**What is being asked:** From the entries below, list each line with "sera".

**Data for this task:**

=== Begin Enclosure ===

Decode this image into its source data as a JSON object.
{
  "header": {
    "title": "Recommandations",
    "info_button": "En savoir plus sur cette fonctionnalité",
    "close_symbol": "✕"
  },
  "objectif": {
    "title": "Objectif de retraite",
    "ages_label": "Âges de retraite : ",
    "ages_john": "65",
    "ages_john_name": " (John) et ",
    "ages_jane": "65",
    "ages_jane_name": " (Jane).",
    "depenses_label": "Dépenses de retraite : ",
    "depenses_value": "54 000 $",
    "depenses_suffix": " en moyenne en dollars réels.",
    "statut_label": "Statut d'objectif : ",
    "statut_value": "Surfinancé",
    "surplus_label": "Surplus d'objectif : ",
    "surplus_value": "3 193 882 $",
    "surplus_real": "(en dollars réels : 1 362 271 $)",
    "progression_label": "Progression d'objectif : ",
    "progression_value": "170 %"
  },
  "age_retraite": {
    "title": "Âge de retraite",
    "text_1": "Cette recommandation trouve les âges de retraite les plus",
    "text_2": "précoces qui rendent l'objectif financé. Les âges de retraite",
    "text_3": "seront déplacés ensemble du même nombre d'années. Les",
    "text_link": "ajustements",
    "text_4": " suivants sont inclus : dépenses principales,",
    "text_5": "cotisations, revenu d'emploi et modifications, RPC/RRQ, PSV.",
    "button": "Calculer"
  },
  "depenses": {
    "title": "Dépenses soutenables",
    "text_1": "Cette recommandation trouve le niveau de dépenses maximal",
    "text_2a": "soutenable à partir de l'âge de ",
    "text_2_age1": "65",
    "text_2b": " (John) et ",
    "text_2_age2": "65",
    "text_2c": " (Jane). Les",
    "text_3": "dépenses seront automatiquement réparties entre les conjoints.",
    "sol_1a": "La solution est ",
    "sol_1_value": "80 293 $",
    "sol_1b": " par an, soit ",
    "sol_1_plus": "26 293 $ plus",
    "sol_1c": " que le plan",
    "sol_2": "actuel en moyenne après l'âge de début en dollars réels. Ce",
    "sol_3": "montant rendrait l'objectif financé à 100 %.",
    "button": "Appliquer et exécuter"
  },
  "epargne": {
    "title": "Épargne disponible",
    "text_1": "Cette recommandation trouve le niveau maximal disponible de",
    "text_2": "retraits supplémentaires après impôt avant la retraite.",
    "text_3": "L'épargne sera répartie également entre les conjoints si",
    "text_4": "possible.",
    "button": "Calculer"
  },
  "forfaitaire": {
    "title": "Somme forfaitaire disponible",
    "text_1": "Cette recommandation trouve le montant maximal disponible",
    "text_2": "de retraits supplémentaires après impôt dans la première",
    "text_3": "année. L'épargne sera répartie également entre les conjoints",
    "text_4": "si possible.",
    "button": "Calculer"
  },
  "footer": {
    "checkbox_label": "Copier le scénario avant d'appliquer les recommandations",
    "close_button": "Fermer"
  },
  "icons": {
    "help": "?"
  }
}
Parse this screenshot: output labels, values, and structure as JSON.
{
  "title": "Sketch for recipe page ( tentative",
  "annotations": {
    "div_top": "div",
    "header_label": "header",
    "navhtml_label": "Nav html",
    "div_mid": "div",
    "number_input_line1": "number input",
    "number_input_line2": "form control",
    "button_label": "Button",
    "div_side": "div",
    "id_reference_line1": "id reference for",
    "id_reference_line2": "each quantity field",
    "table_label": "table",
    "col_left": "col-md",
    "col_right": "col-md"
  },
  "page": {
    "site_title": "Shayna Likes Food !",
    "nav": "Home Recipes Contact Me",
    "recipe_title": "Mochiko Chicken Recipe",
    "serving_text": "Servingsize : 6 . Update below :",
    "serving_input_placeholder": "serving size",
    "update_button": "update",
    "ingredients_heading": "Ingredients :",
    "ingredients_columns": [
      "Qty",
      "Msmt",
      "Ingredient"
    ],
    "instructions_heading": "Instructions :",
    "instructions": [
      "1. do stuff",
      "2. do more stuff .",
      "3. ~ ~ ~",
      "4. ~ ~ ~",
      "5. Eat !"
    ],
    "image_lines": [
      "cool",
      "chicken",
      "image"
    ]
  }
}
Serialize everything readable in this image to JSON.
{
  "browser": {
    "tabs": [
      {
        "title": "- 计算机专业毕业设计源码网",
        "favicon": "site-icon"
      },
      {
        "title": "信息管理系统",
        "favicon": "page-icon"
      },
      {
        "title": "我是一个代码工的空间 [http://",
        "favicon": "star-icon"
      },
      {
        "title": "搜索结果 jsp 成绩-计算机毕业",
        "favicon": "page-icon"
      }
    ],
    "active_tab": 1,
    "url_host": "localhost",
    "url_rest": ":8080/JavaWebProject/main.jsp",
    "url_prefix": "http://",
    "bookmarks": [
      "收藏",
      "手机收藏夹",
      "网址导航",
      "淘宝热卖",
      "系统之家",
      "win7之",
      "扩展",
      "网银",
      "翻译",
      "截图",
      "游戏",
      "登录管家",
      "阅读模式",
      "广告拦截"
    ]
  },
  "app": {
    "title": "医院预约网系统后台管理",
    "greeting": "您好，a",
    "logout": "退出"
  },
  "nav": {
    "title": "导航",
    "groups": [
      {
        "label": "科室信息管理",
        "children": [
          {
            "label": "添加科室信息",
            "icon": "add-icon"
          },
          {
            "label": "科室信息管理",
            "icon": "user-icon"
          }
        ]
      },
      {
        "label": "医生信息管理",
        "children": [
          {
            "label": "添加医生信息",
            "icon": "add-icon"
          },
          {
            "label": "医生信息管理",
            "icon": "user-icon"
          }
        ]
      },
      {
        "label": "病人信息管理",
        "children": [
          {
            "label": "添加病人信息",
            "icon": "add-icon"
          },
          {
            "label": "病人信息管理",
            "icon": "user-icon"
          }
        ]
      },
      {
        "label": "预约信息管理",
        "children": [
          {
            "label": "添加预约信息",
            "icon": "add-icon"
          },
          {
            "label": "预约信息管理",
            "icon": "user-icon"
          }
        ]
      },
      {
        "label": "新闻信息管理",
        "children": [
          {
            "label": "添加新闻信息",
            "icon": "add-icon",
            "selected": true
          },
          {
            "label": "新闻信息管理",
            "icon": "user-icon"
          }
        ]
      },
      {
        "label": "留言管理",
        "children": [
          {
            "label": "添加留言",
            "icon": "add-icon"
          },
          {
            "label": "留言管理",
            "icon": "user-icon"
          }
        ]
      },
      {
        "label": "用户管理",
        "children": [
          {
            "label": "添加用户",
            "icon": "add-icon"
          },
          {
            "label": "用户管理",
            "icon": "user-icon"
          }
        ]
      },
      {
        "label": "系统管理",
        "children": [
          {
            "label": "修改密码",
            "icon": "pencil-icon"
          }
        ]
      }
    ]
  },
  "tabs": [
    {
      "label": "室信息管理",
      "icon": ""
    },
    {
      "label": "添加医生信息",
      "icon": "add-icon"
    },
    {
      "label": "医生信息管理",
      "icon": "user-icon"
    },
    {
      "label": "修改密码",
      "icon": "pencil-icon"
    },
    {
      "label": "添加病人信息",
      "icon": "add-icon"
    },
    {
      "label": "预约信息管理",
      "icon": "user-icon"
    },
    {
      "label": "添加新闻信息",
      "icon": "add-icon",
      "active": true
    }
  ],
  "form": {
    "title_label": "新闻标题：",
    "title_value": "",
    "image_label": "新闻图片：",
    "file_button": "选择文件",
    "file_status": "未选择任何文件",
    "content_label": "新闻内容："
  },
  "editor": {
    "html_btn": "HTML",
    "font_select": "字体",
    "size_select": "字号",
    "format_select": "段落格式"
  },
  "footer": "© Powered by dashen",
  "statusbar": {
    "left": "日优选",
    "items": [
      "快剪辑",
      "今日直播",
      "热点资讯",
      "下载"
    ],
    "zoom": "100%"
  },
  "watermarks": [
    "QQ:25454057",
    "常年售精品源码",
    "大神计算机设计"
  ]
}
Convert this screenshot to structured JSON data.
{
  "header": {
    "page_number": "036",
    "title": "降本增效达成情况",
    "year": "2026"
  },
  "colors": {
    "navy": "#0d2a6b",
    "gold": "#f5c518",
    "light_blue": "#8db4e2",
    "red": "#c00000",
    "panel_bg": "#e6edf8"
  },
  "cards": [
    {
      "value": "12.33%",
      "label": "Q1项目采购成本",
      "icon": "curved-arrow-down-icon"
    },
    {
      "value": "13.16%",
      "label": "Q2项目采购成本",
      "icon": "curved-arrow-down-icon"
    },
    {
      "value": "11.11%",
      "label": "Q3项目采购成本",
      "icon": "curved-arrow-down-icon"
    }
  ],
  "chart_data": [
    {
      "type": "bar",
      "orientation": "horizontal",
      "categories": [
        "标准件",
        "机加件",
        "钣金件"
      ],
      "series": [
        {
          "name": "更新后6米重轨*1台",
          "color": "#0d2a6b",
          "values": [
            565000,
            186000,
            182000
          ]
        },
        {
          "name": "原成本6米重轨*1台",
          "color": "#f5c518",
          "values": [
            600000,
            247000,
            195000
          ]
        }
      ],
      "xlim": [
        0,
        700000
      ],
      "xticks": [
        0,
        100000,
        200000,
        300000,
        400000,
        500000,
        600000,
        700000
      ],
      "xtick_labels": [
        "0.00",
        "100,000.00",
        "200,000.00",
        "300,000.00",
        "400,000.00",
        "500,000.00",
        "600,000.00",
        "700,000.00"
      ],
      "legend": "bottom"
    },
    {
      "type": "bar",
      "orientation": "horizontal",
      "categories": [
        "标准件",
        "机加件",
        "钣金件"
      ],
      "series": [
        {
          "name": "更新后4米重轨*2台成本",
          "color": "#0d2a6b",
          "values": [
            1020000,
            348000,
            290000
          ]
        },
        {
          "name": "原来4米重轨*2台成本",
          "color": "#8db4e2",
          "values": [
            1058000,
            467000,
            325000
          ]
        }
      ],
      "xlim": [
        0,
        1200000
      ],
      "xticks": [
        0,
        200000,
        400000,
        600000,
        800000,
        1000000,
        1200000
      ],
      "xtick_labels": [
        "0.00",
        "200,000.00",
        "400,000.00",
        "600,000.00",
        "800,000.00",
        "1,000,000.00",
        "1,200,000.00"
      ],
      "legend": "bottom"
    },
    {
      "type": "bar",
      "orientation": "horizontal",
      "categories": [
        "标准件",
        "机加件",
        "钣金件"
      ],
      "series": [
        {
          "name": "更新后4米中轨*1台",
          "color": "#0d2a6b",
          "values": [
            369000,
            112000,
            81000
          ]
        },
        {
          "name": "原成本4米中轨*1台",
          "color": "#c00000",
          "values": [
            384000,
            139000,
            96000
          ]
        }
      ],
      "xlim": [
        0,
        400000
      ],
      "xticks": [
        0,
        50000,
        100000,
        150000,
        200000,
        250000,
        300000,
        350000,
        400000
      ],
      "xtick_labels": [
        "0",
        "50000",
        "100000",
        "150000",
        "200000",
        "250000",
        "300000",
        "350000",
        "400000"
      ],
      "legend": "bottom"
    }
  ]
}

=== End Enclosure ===

**The completed task:**
    "text_3": "L'épargne sera répartie également entre les conjoints si",
    "text_3": "année. L'épargne sera répartie également entre les conjoints",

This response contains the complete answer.